Easy access to congressional voting records does wonders for accountability, but it often leads to impressive acts of rhetorical contortion by lawmakers.
Last month, the 238 House Republicans and 7 Democrats approved the Budget and Accounting Transparency Act of 2012 (H.R.3581). The bill "revise[s] the budgetary treatment of federal direct loans and loan guarantees to account for them on a fair value basis." In English, it requires a more honest and transparent method of accounting, one based on market risk.
The legislation stems, in part, from the stunning failures and subsequent taxpayer bailouts of Fannie Mae and Freddie Mac. Prior to their collapse, both government-backed banks were touted as moneymaking machines for the federal government. In a willful ignorance of history, the chairman and president of another government-backed bank is trotting out the exact same argument.
In a statement urging Congress to reauthorize and expand the Bank, Fred Hochberg said it "pays for itself and earns money for the U.S. Treasury." Indeed, the Chamber of Commerce says that since 2005, the bank has returned $3.4 billion to the U.S. Treasury.
But folks at e21 say "the Ex-Im bank's profits are almost surely an accounting illusion." Why? Because the bean counters are not using the type of fair value accounting House Republicans supported just last month! e21 continues:

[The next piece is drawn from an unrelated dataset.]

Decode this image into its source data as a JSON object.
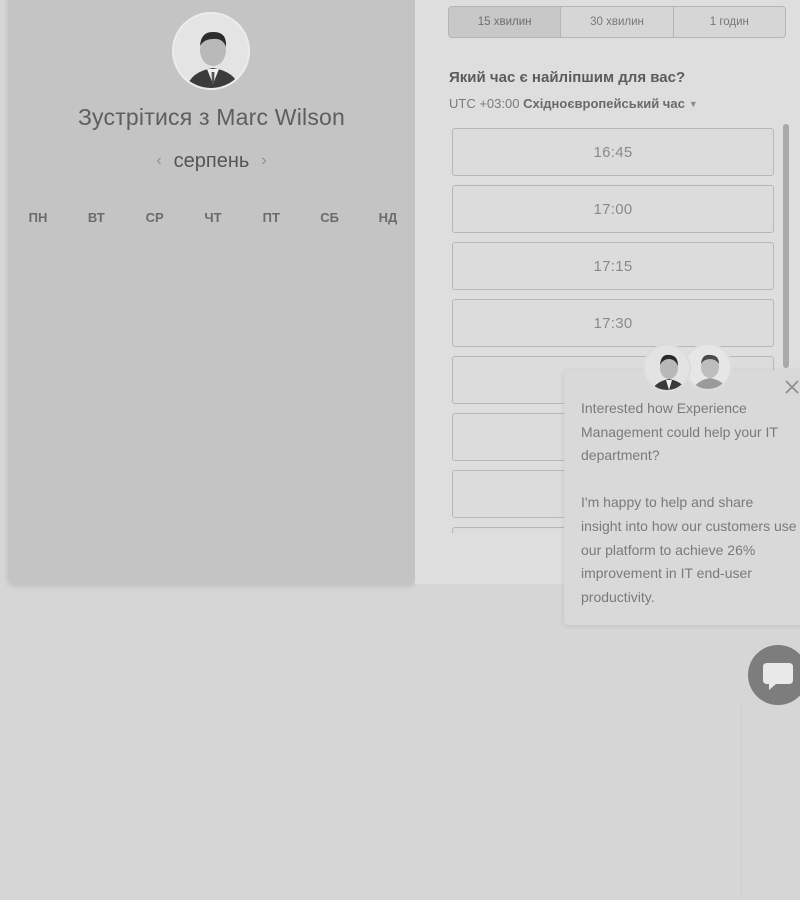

The CBO hasn't provided a fair-value estimate for the Ex-Im bank specifically, but one can be calculated using the following back-of-the-envelope approach. ...
This simple approach...suggests that the Ex-Im bank's long-term loan guarantee program actually provides guarantees at a loss for taxpayers, not a profit. Moreover, this analysis reveals that the Ex-Im bank's loan guarantees are made at sufficiently generous terms that borrowers receive subsidies of about 1% of the amount borrowed. ...
... As the back-of-the-envelope analysis above suggests, a fair-value estimate would rob the bank's supporters of one of their favorite talking points by showing that subsidizing businesses and foreign buyers, in this case, isn't "self sustaining" or profitable for taxpayers.
Despite well-known concerns over the Bank's market-distorting endeavors and new evidence the Bank is not profitable, a bipartisan group of "adults" in the House are negotiating a compromise to reauthorize the Bank for one year and lift its lending cap by $13 billion.
If lawmakers are committed to changing the way Washington works they should insist the Congressional Budget Office provide a real, fair value score for the ExIm Bank before considering any reauthorization. With a little more honesty and a few less gimmicks, maybe Congress's approval rating could move above 17 percent.